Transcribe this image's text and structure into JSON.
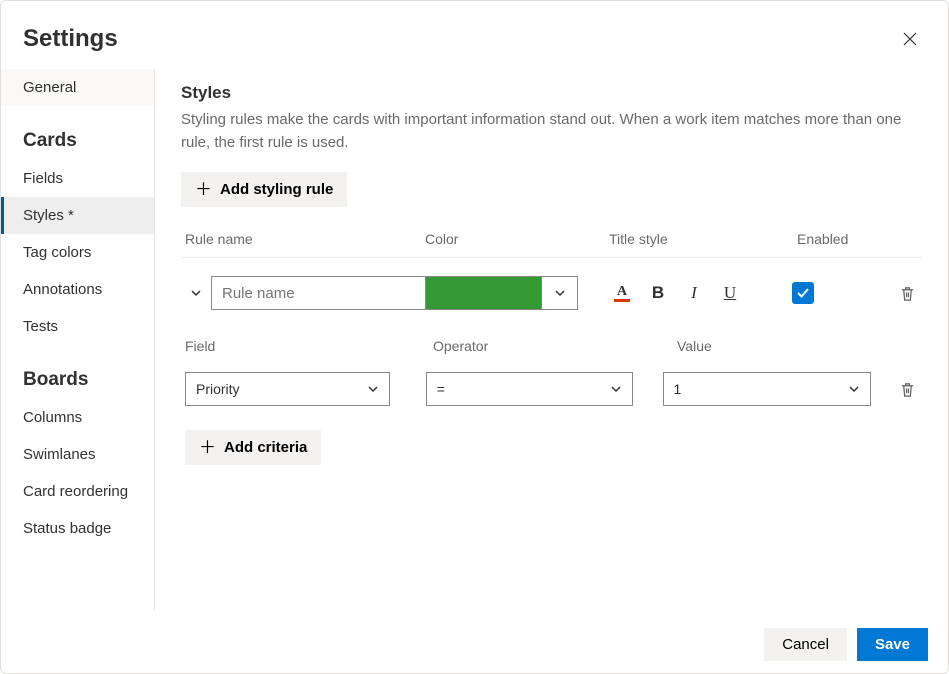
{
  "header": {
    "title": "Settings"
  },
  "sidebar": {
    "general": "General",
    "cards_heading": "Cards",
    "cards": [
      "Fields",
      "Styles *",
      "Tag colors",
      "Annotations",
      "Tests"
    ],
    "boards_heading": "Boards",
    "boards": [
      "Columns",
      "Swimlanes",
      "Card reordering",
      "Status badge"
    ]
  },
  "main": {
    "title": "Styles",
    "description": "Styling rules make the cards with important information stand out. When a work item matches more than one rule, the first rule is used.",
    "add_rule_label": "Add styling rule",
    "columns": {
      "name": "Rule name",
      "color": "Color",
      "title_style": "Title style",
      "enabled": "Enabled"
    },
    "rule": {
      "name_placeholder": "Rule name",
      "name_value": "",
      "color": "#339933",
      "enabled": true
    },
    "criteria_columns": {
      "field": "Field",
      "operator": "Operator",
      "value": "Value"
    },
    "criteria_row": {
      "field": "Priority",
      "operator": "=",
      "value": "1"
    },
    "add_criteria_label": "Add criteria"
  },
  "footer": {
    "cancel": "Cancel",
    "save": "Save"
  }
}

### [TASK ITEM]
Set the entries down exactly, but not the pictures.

### [EXERCISE SOLUTION]
Transcribe this image's text and structure into JSON.
{
  "header": {
    "title": "Settings"
  },
  "sidebar": {
    "general": "General",
    "cards_heading": "Cards",
    "cards": [
      "Fields",
      "Styles *",
      "Tag colors",
      "Annotations",
      "Tests"
    ],
    "boards_heading": "Boards",
    "boards": [
      "Columns",
      "Swimlanes",
      "Card reordering",
      "Status badge"
    ]
  },
  "main": {
    "title": "Styles",
    "description": "Styling rules make the cards with important information stand out. When a work item matches more than one rule, the first rule is used.",
    "add_rule_label": "Add styling rule",
    "columns": {
      "name": "Rule name",
      "color": "Color",
      "title_style": "Title style",
      "enabled": "Enabled"
    },
    "rule": {
      "name_placeholder": "Rule name",
      "name_value": "",
      "color": "#339933",
      "enabled": true
    },
    "criteria_columns": {
      "field": "Field",
      "operator": "Operator",
      "value": "Value"
    },
    "criteria_row": {
      "field": "Priority",
      "operator": "=",
      "value": "1"
    },
    "add_criteria_label": "Add criteria"
  },
  "footer": {
    "cancel": "Cancel",
    "save": "Save"
  }
}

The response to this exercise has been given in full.